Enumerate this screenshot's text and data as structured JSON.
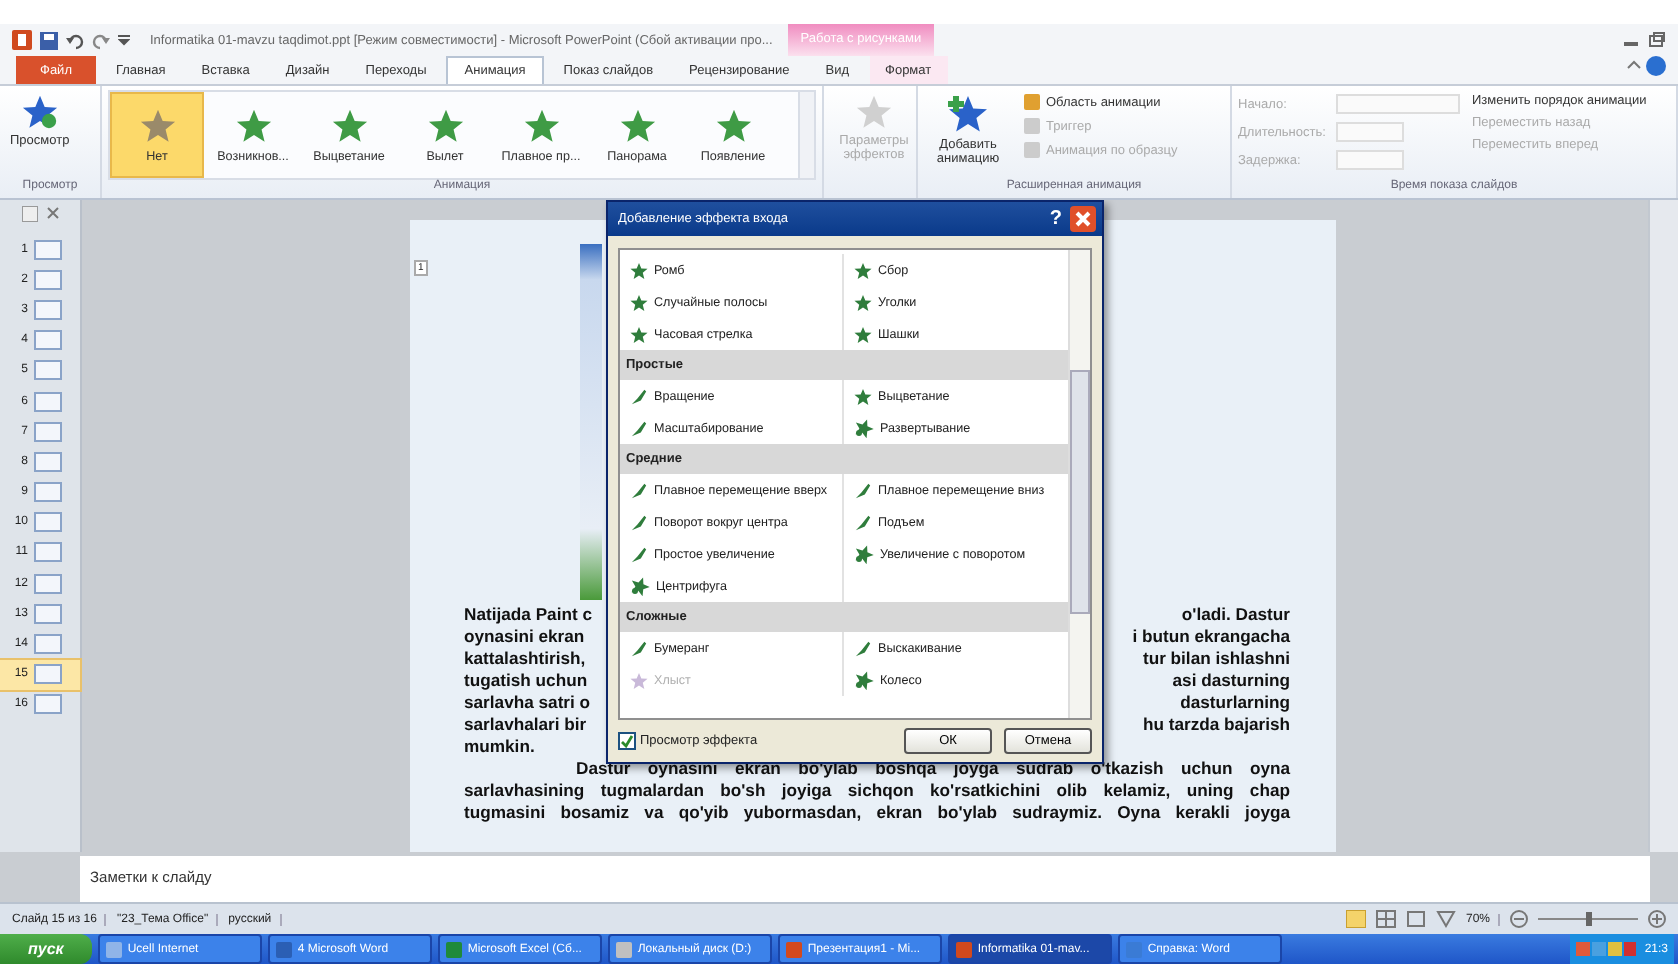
{
  "window": {
    "title": "Informatika 01-mavzu taqdimot.ppt [Режим совместимости] - Microsoft PowerPoint (Сбой активации про...",
    "context_tab": "Работа с рисунками"
  },
  "tabs": [
    {
      "label": "Файл",
      "selected": false,
      "kind": "file"
    },
    {
      "label": "Главная",
      "selected": false,
      "kind": "normal"
    },
    {
      "label": "Вставка",
      "selected": false,
      "kind": "normal"
    },
    {
      "label": "Дизайн",
      "selected": false,
      "kind": "normal"
    },
    {
      "label": "Переходы",
      "selected": false,
      "kind": "normal"
    },
    {
      "label": "Анимация",
      "selected": true,
      "kind": "normal"
    },
    {
      "label": "Показ слайдов",
      "selected": false,
      "kind": "normal"
    },
    {
      "label": "Рецензирование",
      "selected": false,
      "kind": "normal"
    },
    {
      "label": "Вид",
      "selected": false,
      "kind": "normal"
    },
    {
      "label": "Формат",
      "selected": false,
      "kind": "context"
    }
  ],
  "ribbon": {
    "preview": {
      "button": "Просмотр",
      "group": "Просмотр"
    },
    "gallery": {
      "group": "Анимация",
      "items": [
        {
          "label": "Нет",
          "selected": true,
          "kind": "none"
        },
        {
          "label": "Возникнов...",
          "selected": false,
          "kind": "effect"
        },
        {
          "label": "Выцветание",
          "selected": false,
          "kind": "effect"
        },
        {
          "label": "Вылет",
          "selected": false,
          "kind": "effect"
        },
        {
          "label": "Плавное пр...",
          "selected": false,
          "kind": "effect"
        },
        {
          "label": "Панорама",
          "selected": false,
          "kind": "effect"
        },
        {
          "label": "Появление",
          "selected": false,
          "kind": "effect"
        }
      ]
    },
    "effect_options": {
      "label": "Параметры эффектов",
      "disabled": true
    },
    "advanced": {
      "group": "Расширенная анимация",
      "add": "Добавить анимацию",
      "commands": [
        {
          "label": "Область анимации",
          "disabled": false
        },
        {
          "label": "Триггер",
          "disabled": true
        },
        {
          "label": "Анимация по образцу",
          "disabled": true
        }
      ]
    },
    "timing": {
      "group": "Время показа слайдов",
      "fields": [
        {
          "label": "Начало:",
          "disabled": true,
          "kind": "dropdown"
        },
        {
          "label": "Длительность:",
          "disabled": true,
          "kind": "spinner"
        },
        {
          "label": "Задержка:",
          "disabled": true,
          "kind": "spinner"
        }
      ],
      "reorder": {
        "title": "Изменить порядок анимации",
        "commands": [
          {
            "label": "Переместить назад",
            "disabled": true
          },
          {
            "label": "Переместить вперед",
            "disabled": true
          }
        ]
      }
    }
  },
  "slides": [
    {
      "number": "1",
      "selected": false
    },
    {
      "number": "2",
      "selected": false
    },
    {
      "number": "3",
      "selected": false
    },
    {
      "number": "4",
      "selected": false
    },
    {
      "number": "5",
      "selected": false
    },
    {
      "number": "6",
      "selected": false
    },
    {
      "number": "7",
      "selected": false
    },
    {
      "number": "8",
      "selected": false
    },
    {
      "number": "9",
      "selected": false
    },
    {
      "number": "10",
      "selected": false
    },
    {
      "number": "11",
      "selected": false
    },
    {
      "number": "12",
      "selected": false
    },
    {
      "number": "13",
      "selected": false
    },
    {
      "number": "14",
      "selected": false
    },
    {
      "number": "15",
      "selected": true
    },
    {
      "number": "16",
      "selected": false
    }
  ],
  "slide": {
    "marker": "1",
    "split_lines": [
      {
        "left": "Natijada Paint c",
        "right": "o'ladi. Dastur"
      },
      {
        "left": "oynasini ekran",
        "right": "i butun ekrangacha"
      },
      {
        "left": "kattalashtirish,",
        "right": "tur bilan ishlashni"
      },
      {
        "left": "tugatish uchun",
        "right": "asi dasturning"
      },
      {
        "left": "sarlavha satri o",
        "right": "dasturlarning"
      },
      {
        "left": "sarlavhalari bir",
        "right": "hu tarzda bajarish"
      }
    ],
    "last_line": "mumkin.",
    "paragraph": [
      "Dastur oynasini ekran bo'ylab boshqa joyga sudrab o'tkazish uchun oyna",
      "sarlavhasining tugmalardan bo'sh joyiga sichqon ko'rsatkichini olib kelamiz, uning chap",
      "tugmasini bosamiz va qo'yib yubormasdan, ekran bo'ylab sudraymiz. Oyna kerakli joyga"
    ]
  },
  "dialog": {
    "title": "Добавление эффекта входа",
    "help": "?",
    "sections": [
      {
        "items": [
          {
            "label": "Ромб",
            "kind": "star",
            "disabled": false
          },
          {
            "label": "Сбор",
            "kind": "star",
            "disabled": false
          },
          {
            "label": "Случайные полосы",
            "kind": "star",
            "disabled": false
          },
          {
            "label": "Уголки",
            "kind": "star",
            "disabled": false
          },
          {
            "label": "Часовая стрелка",
            "kind": "star",
            "disabled": false
          },
          {
            "label": "Шашки",
            "kind": "star",
            "disabled": false
          }
        ]
      },
      {
        "title": "Простые",
        "items": [
          {
            "label": "Вращение",
            "kind": "stroke",
            "disabled": false
          },
          {
            "label": "Выцветание",
            "kind": "star",
            "disabled": false
          },
          {
            "label": "Масштабирование",
            "kind": "stroke",
            "disabled": false
          },
          {
            "label": "Развертывание",
            "kind": "burst",
            "disabled": false
          }
        ]
      },
      {
        "title": "Средние",
        "items": [
          {
            "label": "Плавное перемещение вверх",
            "kind": "stroke",
            "disabled": false
          },
          {
            "label": "Плавное перемещение вниз",
            "kind": "stroke",
            "disabled": false
          },
          {
            "label": "Поворот вокруг центра",
            "kind": "stroke",
            "disabled": false
          },
          {
            "label": "Подъем",
            "kind": "stroke",
            "disabled": false
          },
          {
            "label": "Простое увеличение",
            "kind": "stroke",
            "disabled": false
          },
          {
            "label": "Увеличение с поворотом",
            "kind": "burst",
            "disabled": false
          },
          {
            "label": "Центрифуга",
            "kind": "burst",
            "disabled": false
          }
        ]
      },
      {
        "title": "Сложные",
        "items": [
          {
            "label": "Бумеранг",
            "kind": "stroke",
            "disabled": false
          },
          {
            "label": "Выскакивание",
            "kind": "stroke",
            "disabled": false
          },
          {
            "label": "Хлыст",
            "kind": "star",
            "disabled": true
          },
          {
            "label": "Колесо",
            "kind": "burst",
            "disabled": false
          }
        ]
      }
    ],
    "preview": {
      "label": "Просмотр эффекта",
      "checked": true
    },
    "buttons": [
      "ОК",
      "Отмена"
    ]
  },
  "notes": {
    "placeholder": "Заметки к слайду"
  },
  "status_bar": {
    "items": [
      "Слайд 15 из 16",
      "\"23_Тема Office\"",
      "русский"
    ],
    "zoom": "70%",
    "zoom_slider": {
      "level": 0.5
    }
  },
  "taskbar": {
    "start": "пуск",
    "items": [
      {
        "label": "Ucell Internet",
        "selected": false,
        "kind": "globe"
      },
      {
        "label": "4 Microsoft Word",
        "selected": false,
        "kind": "word"
      },
      {
        "label": "Microsoft Excel (Сб...",
        "selected": false,
        "kind": "excel"
      },
      {
        "label": "Локальный диск (D:)",
        "selected": false,
        "kind": "drive"
      },
      {
        "label": "Презентация1 - Mi...",
        "selected": false,
        "kind": "ppt"
      },
      {
        "label": "Informatika 01-mav...",
        "selected": true,
        "kind": "ppt"
      },
      {
        "label": "Справка: Word",
        "selected": false,
        "kind": "help"
      }
    ],
    "clock": "21:3"
  }
}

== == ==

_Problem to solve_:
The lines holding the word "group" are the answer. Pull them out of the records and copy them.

_Output for this exercise_:
      "group": "Просмотр"
      "group": "Анимация",
      "group": "Расширенная анимация",
      "group": "Время показа слайдов",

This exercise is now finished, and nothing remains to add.